      Bowl-steamed pork in ricemeal with peas (this appeared in Every Grain of Rice)
      Li Zhuang ‘head bowl’
      Sichanese stir fried bacon
      Stewed pork with carrots
      Spicy blood stew
      Scalded kidneys with fresh chilli
      Dry-braised beef tendons
      Zigong small-fried chicken
      Stir-fried chicken with preserved vegetable
      Braised chicken with baby taro
      Fish-fragrant fried chicken
      ‘One tender bite’
      Steamed egg custard with minced pork topping
      Boiled fish in a seething sea of chillies
      Dry-braised prawns
      Gong Bao prawns with cashew nuts
      Fish with fresh chilli and green Sichuan pepper
      Tofu with minced meat in fermented sauce
      Leshan ‘bear’s paw’ tofu
      Mount Emei spicy silken tofu
      Xiba tofu
      Stir-fried mashed broad beans with spring onion
      Stir fried lotus root with chillies and Sichuan pepper
      Tender boiled vegetables with a spicy dip (a version appeared in Every Grain of Rice)
      Dry fried ‘eels’
      Stir fried cabbage with chilli
      Stir fried cabbage with pork cracklings
      ‘Crossing the river’ choy sum
      Stewed baby taro with greens
      Stir-fried celery with minced pork
      Fried egg and tomato soup
      Thick split pea soup (also appeared in Every Grain of Rice; plus 1 variation)
      Boiled pumpkin soup
      Simple choy sum soup
      Meatball and vegetable soup
      Sour and hot flower tofu soup
      Chicken with ginkgo nuts
      ‘Rice broth’ with vegetables
      Smothered glutinous rice with peas and cured pork
      Thin rice porridge (plus 2 variations)
      Chongqing small noodles (plus 4 variations)
      Soup noodles with shredded pork and pickled greens
      Sichuan soup noodles with minced pork topping
      Hand-made sweet water noodles
      Copper Well Lane vegetarian noodles
      Cold buckwheat noodles
      Sour and hot sweet potato noodles
      Chengdu wontons with dried chilli sauce
      Juntun guokui pastries
      Stuffed eggy pancakes
      Spiced ‘oil tea’ with crunchy toppings
      A ‘small dish’ of radish slivers
      ‘Sweet cooked white’ rice pudding
      Iced mung bean soup

      Chongqing sauce for cold chicken
      Spicy dip for cold chicken 1
      Spicy dip for cold chicken 2
      ‘Lettuce captured alive’
      Spiced potato sliver salad

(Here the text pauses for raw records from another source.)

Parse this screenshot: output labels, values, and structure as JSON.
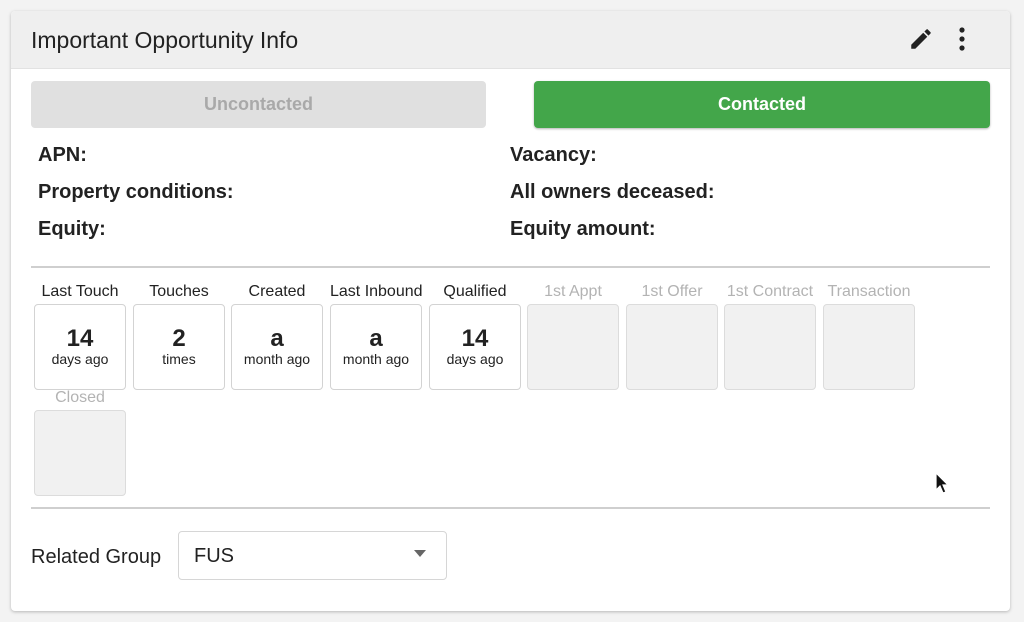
{
  "header": {
    "title": "Important Opportunity Info",
    "edit_icon": "pencil-icon",
    "menu_icon": "more-vert-icon"
  },
  "status_toggle": {
    "uncontacted_label": "Uncontacted",
    "contacted_label": "Contacted",
    "selected": "Contacted"
  },
  "fields": {
    "apn": "APN:",
    "vacancy": "Vacancy:",
    "property_conditions": "Property conditions:",
    "all_owners_deceased": "All owners deceased:",
    "equity": "Equity:",
    "equity_amount": "Equity amount:"
  },
  "milestones": [
    {
      "label": "Last Touch",
      "value": "14",
      "unit": "days ago"
    },
    {
      "label": "Touches",
      "value": "2",
      "unit": "times"
    },
    {
      "label": "Created",
      "value": "a",
      "unit": "month ago"
    },
    {
      "label": "Last Inbound",
      "value": "a",
      "unit": "month ago"
    },
    {
      "label": "Qualified",
      "value": "14",
      "unit": "days ago"
    },
    {
      "label": "1st Appt",
      "value": "",
      "unit": ""
    },
    {
      "label": "1st Offer",
      "value": "",
      "unit": ""
    },
    {
      "label": "1st Contract",
      "value": "",
      "unit": ""
    },
    {
      "label": "Transaction",
      "value": "",
      "unit": ""
    },
    {
      "label": "Closed",
      "value": "",
      "unit": ""
    }
  ],
  "related_group": {
    "label": "Related Group",
    "value": "FUS"
  },
  "colors": {
    "contacted_green": "#43a64a",
    "uncontacted_gray": "#e0e0e0",
    "disabled_box": "#f1f1f1"
  }
}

      ‘Strange flavour’ bang bang chicken
      Green soybeans in a simple stock sauce
      Man-and-wife offal slices
      Dry-fried beef
      Dry-fried chicken
      Chicken with chestnuts
      Chongqing chicken with chillies
      Home made nigari flower tofu (plus 4 dips)

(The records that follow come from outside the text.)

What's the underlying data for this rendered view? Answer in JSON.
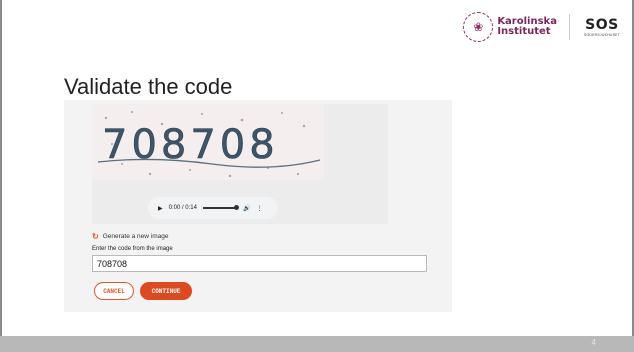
{
  "logos": {
    "karolinska_line1": "Karolinska",
    "karolinska_line2": "Institutet",
    "sos_mark": "SOS",
    "sos_sub": "SÖDERSJUKHUSET"
  },
  "slide": {
    "title": "Validate the code",
    "page_number": "4"
  },
  "captcha": {
    "image_text": "708708",
    "audio_time": "0:00 / 0:14"
  },
  "form": {
    "generate_label": "Generate a new image",
    "code_label": "Enter the code from the image",
    "code_value": "708708"
  },
  "buttons": {
    "cancel": "CANCEL",
    "continue": "CONTINUE"
  },
  "colors": {
    "accent": "#dc4a21",
    "karolinska": "#7a2560"
  }
}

  4. I’m a huge fan of LoP. My book is various parts. It’s my second Bible. My wife and kids got me Food of Sichuan. I love the new format and recipes. However, on the pages with the photos of pantry items, vegetables and chiles, the items are not marked with numbers to match the numbered key on the left. As a diligent student of LoP, I think I’ve figured out most of them, but is there a “patch” for this?

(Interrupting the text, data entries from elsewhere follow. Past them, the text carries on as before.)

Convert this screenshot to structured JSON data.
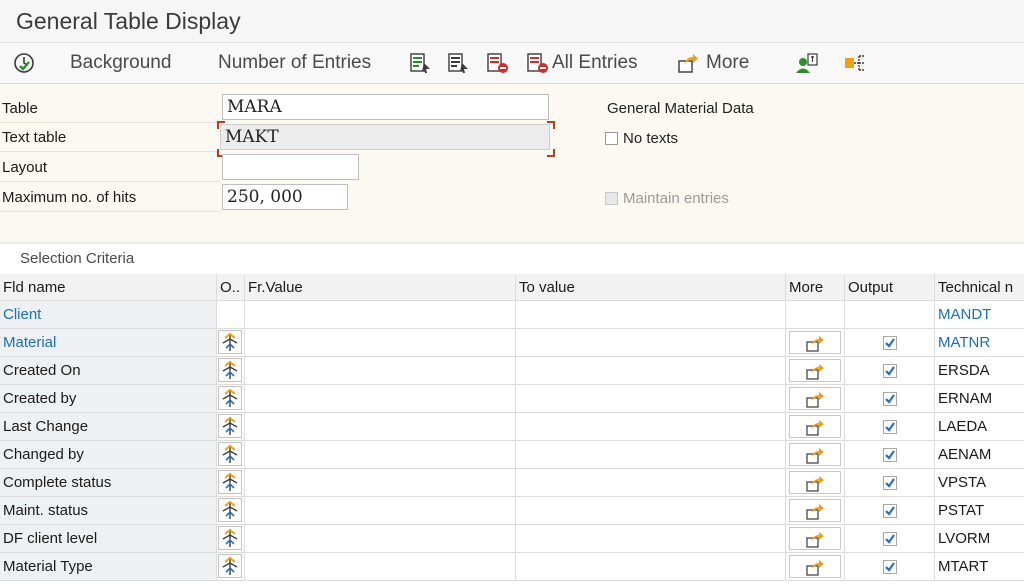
{
  "window": {
    "title": "General Table Display"
  },
  "toolbar": {
    "background_label": "Background",
    "entries_label": "Number of Entries",
    "all_entries_label": "All Entries",
    "more_label": "More"
  },
  "params": {
    "table_label": "Table",
    "table_value": "MARA",
    "table_desc": "General Material Data",
    "text_table_label": "Text table",
    "text_table_value": "MAKT",
    "no_texts_label": "No texts",
    "layout_label": "Layout",
    "layout_value": "",
    "max_hits_label": "Maximum no. of hits",
    "max_hits_value": "250, 000",
    "maintain_label": "Maintain entries"
  },
  "selection": {
    "title": "Selection Criteria",
    "columns": {
      "fld": "Fld name",
      "op": "O..",
      "from": "Fr.Value",
      "to": "To value",
      "more": "More",
      "output": "Output",
      "tech": "Technical n"
    },
    "rows": [
      {
        "name": "Client",
        "tech": "MANDT",
        "link": true,
        "selectable": false
      },
      {
        "name": "Material",
        "tech": "MATNR",
        "link": true,
        "selectable": true
      },
      {
        "name": "Created On",
        "tech": "ERSDA",
        "link": false,
        "selectable": true
      },
      {
        "name": "Created by",
        "tech": "ERNAM",
        "link": false,
        "selectable": true
      },
      {
        "name": "Last Change",
        "tech": "LAEDA",
        "link": false,
        "selectable": true
      },
      {
        "name": "Changed by",
        "tech": "AENAM",
        "link": false,
        "selectable": true
      },
      {
        "name": "Complete status",
        "tech": "VPSTA",
        "link": false,
        "selectable": true
      },
      {
        "name": "Maint. status",
        "tech": "PSTAT",
        "link": false,
        "selectable": true
      },
      {
        "name": "DF client level",
        "tech": "LVORM",
        "link": false,
        "selectable": true
      },
      {
        "name": "Material Type",
        "tech": "MTART",
        "link": false,
        "selectable": true
      }
    ]
  },
  "colors": {
    "link": "#1f6fb3",
    "accent_orange": "#e8a317",
    "check_blue": "#2a6fb8",
    "green_icon": "#2e8b2e",
    "red_icon": "#c9302c"
  },
  "icons": [
    "execute-icon",
    "report-icon",
    "report-select-icon",
    "delete-row-icon",
    "all-entries-icon",
    "more-icon",
    "user-settings-icon",
    "hierarchy-icon",
    "selection-options-icon",
    "more-arrow-icon",
    "checkbox-checked-icon"
  ]
}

    1. Others have brought this to my attention as well, and it is apparently just an oversight, an omission that no one caught. There is no patch that I know of, though feel free to ask here about any specific ingredients that stump you and perhaps we can help.

  5. The timeline is pretty far off — there were already 3 Szechuan restaurants in Santa Cruz, California by the mid-to-late Seventies, all vegan as far as I know. And yet it’s still hard to get a cookbook that really covers vegan Western Chinese cooking…despite the fact that most people around there can financially ill-afford to put animals in with their food even if they thought that was somehow a good idea.

    Maybe Fuschia will get around to writing some books in this genre.

    1. Hi Mike, thanks for reading and sharing your thoughts. It appears “Western” in this interview is taken to mean the global West, not China’s west or the U.S.-centric west coast, but you’d be happy to know Hannah Che of The Plant-Based Wok has just released her vegan Chinese cookbook, aptly named The Vegan Chinese Kitchen. Looks like it’ll hit shelves in the U.S. this September! There are also many great vegan recipes in Dunlop’s cookbooks. Sichuan is known as the land of plenty after all, and the abundance of greens is unrivaled by any Western cuisines. It’s a shame the meat dishes get almost all the love outside China, as I’m sure you know!